Consultant: Montessori method can work in Kingston

If you’ve ever looked at George Washington Elementary School as being a separate entity from the rest of the Kingston City School District, you’re not alone. According to a report by an independent consultant hired to study the 4-year-old Montessori program at GW, a widening gulf between teachers and staff there and those elsewhere in the district must be remedied for the success of all of Kingston’s schools.

Sean Walmsley, a SUNY Albany professor emeritus, discussed his 31-page report before the Board of Education last week, noting that the implementation of the Montessori program at the school had left many in the district feeling resentment — a bitterness he said was fuelled by the perception that the cost of maintaining Montessori is pulling funds away from other schools.

When George Washington began its transformation to a full Montessori program prior to the 2008-09 school year, then-superintendent Gerard Gretzinger unveiled a concept that would allow George Washington teachers and staff not interested in being part of the program to transfer elsewhere in the district, filling the vacant positions with other like-minded educators from other schools. Walmsley’s report identified three George Washington teachers staying, along with four teaching assistants, five special area teachers and assistants and nine other staff members including social workers and academic intervention specialists.


Walmsley’s report commended the concept, though it added that it wasn’t entirely successful.

“Montessori requires there to be a whole-school commitment to its philosophy, and having the staff at least willing to be brought on board would make the transition a great deal easier,” wrote Walmsley. “But the downside was the disruption of an entire building and a lot of resentment from educators displaced from ‘their’ school. This resentment still festers today.”

Walmsley interviewed numerous district employees in preparing his report, including some former George Washington educators who felt they were treated unfairly for asking critical questions about the Montessori method. Elsewhere, district staff often judged the program harshly because students weren’t performing as well on testing as in other schools with similar demographics. There was also the issue of how Montessori was funded.

When the district unveiled its Montessori plan prior to its implementation, one of the selling points was that the roughly $900,000 needed to train staff, purchase materials and otherwise pay for the school to complete its transition would come from grants and wouldn’t impact local taxpayers. In the first year, the $300,000 grant came through as expected, but when the remaining $600,000 could not be raised through state grants, school officials had to come up with the money by using grants and other funds which might otherwise have gone to other schools in the district.

Walmsley said that much of the resentment also derives from misconceptions about the Montessori method and how visitors to George Washington saw it implemented during its first year.

“I use the term ‘chaotic’ because that’s what everybody says,” said Walmsley, adding that his own impressions of the school last year were considerably different. “This is without doubt: All you have to do is to spend even very little time in G.W. to see exactly what’s going on.”

Walmsley said he was impressed by how well-behaved the students were, both in their interactions with one another and the staff. He credited that to the school’s efforts to address the social and emotional needs of its students, something he said he was particularly struck by with special education pupils.
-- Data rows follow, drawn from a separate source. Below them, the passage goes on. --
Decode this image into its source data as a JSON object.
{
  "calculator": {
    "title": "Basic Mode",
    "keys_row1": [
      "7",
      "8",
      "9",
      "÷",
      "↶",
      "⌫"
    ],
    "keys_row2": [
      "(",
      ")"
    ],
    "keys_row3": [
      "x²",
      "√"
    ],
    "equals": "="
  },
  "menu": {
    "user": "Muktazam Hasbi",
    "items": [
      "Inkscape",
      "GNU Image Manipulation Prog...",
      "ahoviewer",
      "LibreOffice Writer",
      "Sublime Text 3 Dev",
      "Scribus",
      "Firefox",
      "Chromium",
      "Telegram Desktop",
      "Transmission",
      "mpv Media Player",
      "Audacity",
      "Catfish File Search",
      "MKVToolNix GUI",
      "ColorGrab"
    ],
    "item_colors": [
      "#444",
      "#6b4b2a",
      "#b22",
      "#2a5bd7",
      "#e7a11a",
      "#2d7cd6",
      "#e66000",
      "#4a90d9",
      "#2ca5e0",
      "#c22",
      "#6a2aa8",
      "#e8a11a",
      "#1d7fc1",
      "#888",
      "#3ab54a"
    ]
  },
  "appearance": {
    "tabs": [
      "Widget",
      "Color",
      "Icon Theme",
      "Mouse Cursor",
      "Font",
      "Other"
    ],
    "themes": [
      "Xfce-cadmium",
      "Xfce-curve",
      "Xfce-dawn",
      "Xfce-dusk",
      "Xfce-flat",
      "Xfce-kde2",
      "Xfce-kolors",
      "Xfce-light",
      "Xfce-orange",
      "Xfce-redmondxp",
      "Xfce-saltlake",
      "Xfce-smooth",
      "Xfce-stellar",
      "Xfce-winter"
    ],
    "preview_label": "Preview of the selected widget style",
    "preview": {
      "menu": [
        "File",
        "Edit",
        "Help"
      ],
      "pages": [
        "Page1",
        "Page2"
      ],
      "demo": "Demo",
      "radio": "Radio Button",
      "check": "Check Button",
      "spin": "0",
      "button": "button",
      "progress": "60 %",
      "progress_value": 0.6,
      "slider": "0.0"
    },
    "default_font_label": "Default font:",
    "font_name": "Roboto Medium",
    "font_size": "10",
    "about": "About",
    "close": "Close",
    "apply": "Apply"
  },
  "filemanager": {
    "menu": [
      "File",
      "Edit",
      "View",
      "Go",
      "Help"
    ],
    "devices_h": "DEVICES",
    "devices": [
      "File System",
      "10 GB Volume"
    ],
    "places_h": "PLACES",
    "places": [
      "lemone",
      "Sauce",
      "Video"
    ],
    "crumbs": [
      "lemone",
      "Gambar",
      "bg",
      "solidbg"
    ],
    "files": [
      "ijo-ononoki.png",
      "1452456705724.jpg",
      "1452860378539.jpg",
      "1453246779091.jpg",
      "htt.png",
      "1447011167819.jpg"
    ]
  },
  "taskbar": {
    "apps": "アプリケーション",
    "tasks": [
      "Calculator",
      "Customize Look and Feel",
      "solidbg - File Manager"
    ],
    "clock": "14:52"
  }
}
“This is the first time I’ve ever observed special education classes with Montessori teaching, and it’s been really interesting,” Walmsley said. “It’s really interesting to see, and I wish more people could actually see what happens when you actually treat a youngster who has social behavioral and academic issues in an incredibly respectful manner.”

The report on the social and emotional development of the students at George Washington was well-received by Trustee Robin Jacobowitz.

“To me, that’s as important as the test scores,” she said. “I think that’s very significant. I want to acknowledge and recognize the work that G.W. has done around that.”